_WHAT THIS TASK INVOLVES_
Would you copy the entries that follow exactly, leaving out every picture?

_RECORD SET_
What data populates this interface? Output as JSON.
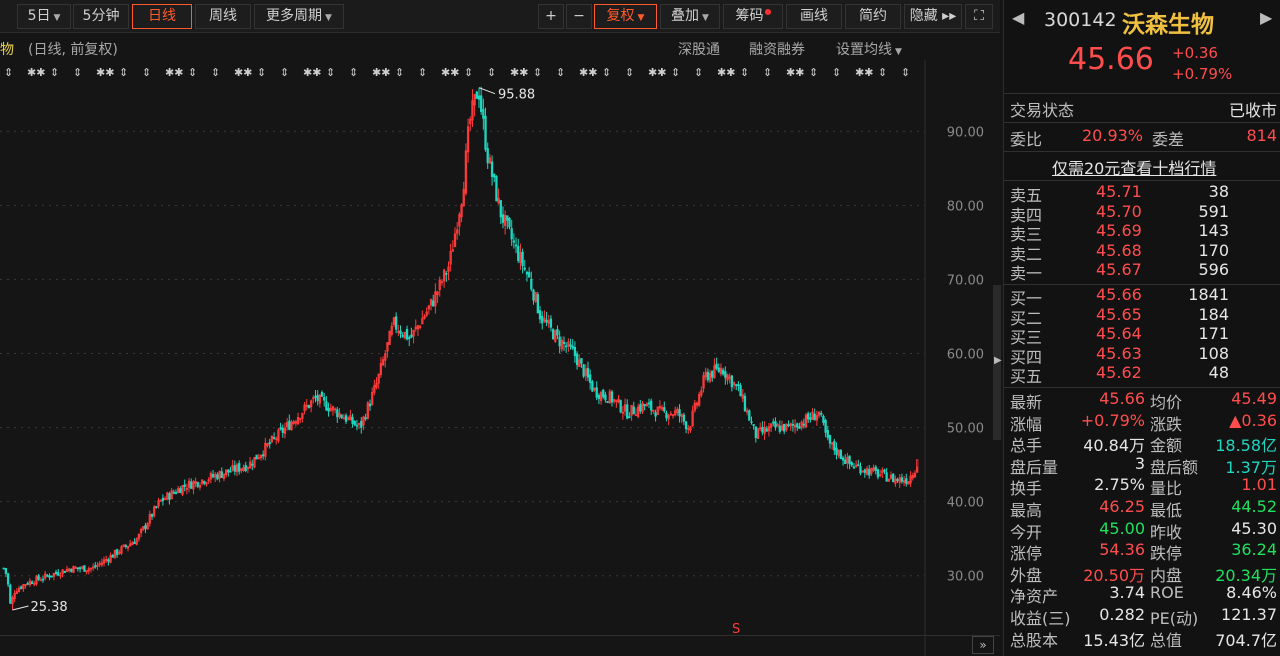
{
  "toolbar": {
    "items": [
      {
        "label": "5日",
        "dropdown": true
      },
      {
        "label": "5分钟",
        "dropdown": false
      },
      {
        "label": "日线",
        "dropdown": false,
        "active": true
      },
      {
        "label": "周线",
        "dropdown": false
      },
      {
        "label": "更多周期",
        "dropdown": true
      }
    ],
    "right_items": [
      {
        "label": "+"
      },
      {
        "label": "−"
      },
      {
        "label": "复权",
        "dropdown": true,
        "active": true
      },
      {
        "label": "叠加",
        "dropdown": true
      },
      {
        "label": "筹码",
        "badge": true
      },
      {
        "label": "画线"
      },
      {
        "label": "简约"
      },
      {
        "label": "隐藏 ▸▸"
      },
      {
        "label": "⛶"
      }
    ]
  },
  "chart_header": {
    "name_fragment": "物",
    "mode": "(日线, 前复权)",
    "links": [
      "深股通",
      "融资融券",
      "设置均线"
    ]
  },
  "chart_data": {
    "type": "candlestick",
    "ylim": [
      22,
      98
    ],
    "y_ticks": [
      "90.00",
      "80.00",
      "70.00",
      "60.00",
      "50.00",
      "40.00",
      "30.00"
    ],
    "y_tick_values": [
      90,
      80,
      70,
      60,
      50,
      40,
      30
    ],
    "colors": {
      "up": "#ff3b3b",
      "down": "#1fd7c0",
      "grid": "#3a3a3a",
      "axis_text": "#8a8a8a"
    },
    "annotations": [
      {
        "label": "95.88",
        "value": 95.88,
        "kind": "high"
      },
      {
        "label": "25.38",
        "value": 25.38,
        "kind": "low"
      }
    ],
    "markers_row": "info",
    "keyframes": [
      [
        0,
        31
      ],
      [
        3,
        30
      ],
      [
        6,
        26
      ],
      [
        10,
        28
      ],
      [
        20,
        29
      ],
      [
        40,
        30
      ],
      [
        60,
        31
      ],
      [
        80,
        31
      ],
      [
        100,
        33
      ],
      [
        120,
        35
      ],
      [
        140,
        40
      ],
      [
        160,
        42
      ],
      [
        180,
        43
      ],
      [
        200,
        44
      ],
      [
        220,
        45
      ],
      [
        240,
        48
      ],
      [
        260,
        51
      ],
      [
        280,
        54
      ],
      [
        300,
        52
      ],
      [
        320,
        50
      ],
      [
        335,
        56
      ],
      [
        350,
        64
      ],
      [
        365,
        62
      ],
      [
        385,
        67
      ],
      [
        400,
        72
      ],
      [
        412,
        82
      ],
      [
        418,
        91
      ],
      [
        426,
        96
      ],
      [
        434,
        87
      ],
      [
        446,
        79
      ],
      [
        460,
        74
      ],
      [
        472,
        70
      ],
      [
        482,
        65
      ],
      [
        497,
        62
      ],
      [
        512,
        60
      ],
      [
        530,
        55
      ],
      [
        545,
        54
      ],
      [
        560,
        52
      ],
      [
        575,
        53
      ],
      [
        590,
        52
      ],
      [
        605,
        52
      ],
      [
        615,
        50
      ],
      [
        630,
        57
      ],
      [
        645,
        58
      ],
      [
        660,
        55
      ],
      [
        675,
        49
      ],
      [
        690,
        50
      ],
      [
        705,
        50
      ],
      [
        720,
        51
      ],
      [
        732,
        52
      ],
      [
        740,
        48
      ],
      [
        760,
        45
      ],
      [
        780,
        44
      ],
      [
        800,
        43
      ],
      [
        812,
        43
      ],
      [
        820,
        45
      ]
    ],
    "final_close": 45.66
  },
  "quote": {
    "code": "300142",
    "name": "沃森生物",
    "price": "45.66",
    "change": "+0.36",
    "change_pct": "+0.79%",
    "trade_status_label": "交易状态",
    "trade_status": "已收市",
    "weibi_label": "委比",
    "weibi": "20.93%",
    "weicha_label": "委差",
    "weicha": "814",
    "promo": "仅需20元查看十档行情",
    "asks": [
      {
        "label": "卖五",
        "price": "45.71",
        "vol": "38"
      },
      {
        "label": "卖四",
        "price": "45.70",
        "vol": "591"
      },
      {
        "label": "卖三",
        "price": "45.69",
        "vol": "143"
      },
      {
        "label": "卖二",
        "price": "45.68",
        "vol": "170"
      },
      {
        "label": "卖一",
        "price": "45.67",
        "vol": "596"
      }
    ],
    "bids": [
      {
        "label": "买一",
        "price": "45.66",
        "vol": "1841"
      },
      {
        "label": "买二",
        "price": "45.65",
        "vol": "184"
      },
      {
        "label": "买三",
        "price": "45.64",
        "vol": "171"
      },
      {
        "label": "买四",
        "price": "45.63",
        "vol": "108"
      },
      {
        "label": "买五",
        "price": "45.62",
        "vol": "48"
      }
    ],
    "stats": [
      {
        "l1": "最新",
        "v1": "45.66",
        "c1": "red",
        "l2": "均价",
        "v2": "45.49",
        "c2": "red"
      },
      {
        "l1": "涨幅",
        "v1": "+0.79%",
        "c1": "red",
        "l2": "涨跌",
        "v2": "▲0.36",
        "c2": "red"
      },
      {
        "l1": "总手",
        "v1": "40.84万",
        "c1": "white",
        "l2": "金额",
        "v2": "18.58亿",
        "c2": "green"
      },
      {
        "l1": "盘后量",
        "v1": "3",
        "c1": "white",
        "l2": "盘后额",
        "v2": "1.37万",
        "c2": "green"
      },
      {
        "l1": "换手",
        "v1": "2.75%",
        "c1": "white",
        "l2": "量比",
        "v2": "1.01",
        "c2": "red"
      },
      {
        "l1": "最高",
        "v1": "46.25",
        "c1": "red",
        "l2": "最低",
        "v2": "44.52",
        "c2": "grn"
      },
      {
        "l1": "今开",
        "v1": "45.00",
        "c1": "grn",
        "l2": "昨收",
        "v2": "45.30",
        "c2": "white"
      },
      {
        "l1": "涨停",
        "v1": "54.36",
        "c1": "red",
        "l2": "跌停",
        "v2": "36.24",
        "c2": "grn"
      },
      {
        "l1": "外盘",
        "v1": "20.50万",
        "c1": "red",
        "l2": "内盘",
        "v2": "20.34万",
        "c2": "grn"
      },
      {
        "l1": "净资产",
        "v1": "3.74",
        "c1": "white",
        "l2": "ROE",
        "v2": "8.46%",
        "c2": "white"
      },
      {
        "l1": "收益(三)",
        "v1": "0.282",
        "c1": "white",
        "l2": "PE(动)",
        "v2": "121.37",
        "c2": "white"
      },
      {
        "l1": "总股本",
        "v1": "15.43亿",
        "c1": "white",
        "l2": "总值",
        "v2": "704.7亿",
        "c2": "white"
      }
    ]
  }
}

_EXPECTED ANSWER_
What data populates this interface? Output as JSON.
{
  "toolbar": {
    "items": [
      {
        "label": "5日",
        "dropdown": true
      },
      {
        "label": "5分钟",
        "dropdown": false
      },
      {
        "label": "日线",
        "dropdown": false,
        "active": true
      },
      {
        "label": "周线",
        "dropdown": false
      },
      {
        "label": "更多周期",
        "dropdown": true
      }
    ],
    "right_items": [
      {
        "label": "+"
      },
      {
        "label": "−"
      },
      {
        "label": "复权",
        "dropdown": true,
        "active": true
      },
      {
        "label": "叠加",
        "dropdown": true
      },
      {
        "label": "筹码",
        "badge": true
      },
      {
        "label": "画线"
      },
      {
        "label": "简约"
      },
      {
        "label": "隐藏 ▸▸"
      },
      {
        "label": "⛶"
      }
    ]
  },
  "chart_header": {
    "name_fragment": "物",
    "mode": "(日线, 前复权)",
    "links": [
      "深股通",
      "融资融券",
      "设置均线"
    ]
  },
  "chart_data": {
    "type": "candlestick",
    "ylim": [
      22,
      98
    ],
    "y_ticks": [
      "90.00",
      "80.00",
      "70.00",
      "60.00",
      "50.00",
      "40.00",
      "30.00"
    ],
    "y_tick_values": [
      90,
      80,
      70,
      60,
      50,
      40,
      30
    ],
    "colors": {
      "up": "#ff3b3b",
      "down": "#1fd7c0",
      "grid": "#3a3a3a",
      "axis_text": "#8a8a8a"
    },
    "annotations": [
      {
        "label": "95.88",
        "value": 95.88,
        "kind": "high"
      },
      {
        "label": "25.38",
        "value": 25.38,
        "kind": "low"
      }
    ],
    "markers_row": "info",
    "keyframes": [
      [
        0,
        31
      ],
      [
        3,
        30
      ],
      [
        6,
        26
      ],
      [
        10,
        28
      ],
      [
        20,
        29
      ],
      [
        40,
        30
      ],
      [
        60,
        31
      ],
      [
        80,
        31
      ],
      [
        100,
        33
      ],
      [
        120,
        35
      ],
      [
        140,
        40
      ],
      [
        160,
        42
      ],
      [
        180,
        43
      ],
      [
        200,
        44
      ],
      [
        220,
        45
      ],
      [
        240,
        48
      ],
      [
        260,
        51
      ],
      [
        280,
        54
      ],
      [
        300,
        52
      ],
      [
        320,
        50
      ],
      [
        335,
        56
      ],
      [
        350,
        64
      ],
      [
        365,
        62
      ],
      [
        385,
        67
      ],
      [
        400,
        72
      ],
      [
        412,
        82
      ],
      [
        418,
        91
      ],
      [
        426,
        96
      ],
      [
        434,
        87
      ],
      [
        446,
        79
      ],
      [
        460,
        74
      ],
      [
        472,
        70
      ],
      [
        482,
        65
      ],
      [
        497,
        62
      ],
      [
        512,
        60
      ],
      [
        530,
        55
      ],
      [
        545,
        54
      ],
      [
        560,
        52
      ],
      [
        575,
        53
      ],
      [
        590,
        52
      ],
      [
        605,
        52
      ],
      [
        615,
        50
      ],
      [
        630,
        57
      ],
      [
        645,
        58
      ],
      [
        660,
        55
      ],
      [
        675,
        49
      ],
      [
        690,
        50
      ],
      [
        705,
        50
      ],
      [
        720,
        51
      ],
      [
        732,
        52
      ],
      [
        740,
        48
      ],
      [
        760,
        45
      ],
      [
        780,
        44
      ],
      [
        800,
        43
      ],
      [
        812,
        43
      ],
      [
        820,
        45
      ]
    ],
    "final_close": 45.66
  },
  "quote": {
    "code": "300142",
    "name": "沃森生物",
    "price": "45.66",
    "change": "+0.36",
    "change_pct": "+0.79%",
    "trade_status_label": "交易状态",
    "trade_status": "已收市",
    "weibi_label": "委比",
    "weibi": "20.93%",
    "weicha_label": "委差",
    "weicha": "814",
    "promo": "仅需20元查看十档行情",
    "asks": [
      {
        "label": "卖五",
        "price": "45.71",
        "vol": "38"
      },
      {
        "label": "卖四",
        "price": "45.70",
        "vol": "591"
      },
      {
        "label": "卖三",
        "price": "45.69",
        "vol": "143"
      },
      {
        "label": "卖二",
        "price": "45.68",
        "vol": "170"
      },
      {
        "label": "卖一",
        "price": "45.67",
        "vol": "596"
      }
    ],
    "bids": [
      {
        "label": "买一",
        "price": "45.66",
        "vol": "1841"
      },
      {
        "label": "买二",
        "price": "45.65",
        "vol": "184"
      },
      {
        "label": "买三",
        "price": "45.64",
        "vol": "171"
      },
      {
        "label": "买四",
        "price": "45.63",
        "vol": "108"
      },
      {
        "label": "买五",
        "price": "45.62",
        "vol": "48"
      }
    ],
    "stats": [
      {
        "l1": "最新",
        "v1": "45.66",
        "c1": "red",
        "l2": "均价",
        "v2": "45.49",
        "c2": "red"
      },
      {
        "l1": "涨幅",
        "v1": "+0.79%",
        "c1": "red",
        "l2": "涨跌",
        "v2": "▲0.36",
        "c2": "red"
      },
      {
        "l1": "总手",
        "v1": "40.84万",
        "c1": "white",
        "l2": "金额",
        "v2": "18.58亿",
        "c2": "green"
      },
      {
        "l1": "盘后量",
        "v1": "3",
        "c1": "white",
        "l2": "盘后额",
        "v2": "1.37万",
        "c2": "green"
      },
      {
        "l1": "换手",
        "v1": "2.75%",
        "c1": "white",
        "l2": "量比",
        "v2": "1.01",
        "c2": "red"
      },
      {
        "l1": "最高",
        "v1": "46.25",
        "c1": "red",
        "l2": "最低",
        "v2": "44.52",
        "c2": "grn"
      },
      {
        "l1": "今开",
        "v1": "45.00",
        "c1": "grn",
        "l2": "昨收",
        "v2": "45.30",
        "c2": "white"
      },
      {
        "l1": "涨停",
        "v1": "54.36",
        "c1": "red",
        "l2": "跌停",
        "v2": "36.24",
        "c2": "grn"
      },
      {
        "l1": "外盘",
        "v1": "20.50万",
        "c1": "red",
        "l2": "内盘",
        "v2": "20.34万",
        "c2": "grn"
      },
      {
        "l1": "净资产",
        "v1": "3.74",
        "c1": "white",
        "l2": "ROE",
        "v2": "8.46%",
        "c2": "white"
      },
      {
        "l1": "收益(三)",
        "v1": "0.282",
        "c1": "white",
        "l2": "PE(动)",
        "v2": "121.37",
        "c2": "white"
      },
      {
        "l1": "总股本",
        "v1": "15.43亿",
        "c1": "white",
        "l2": "总值",
        "v2": "704.7亿",
        "c2": "white"
      }
    ]
  }
}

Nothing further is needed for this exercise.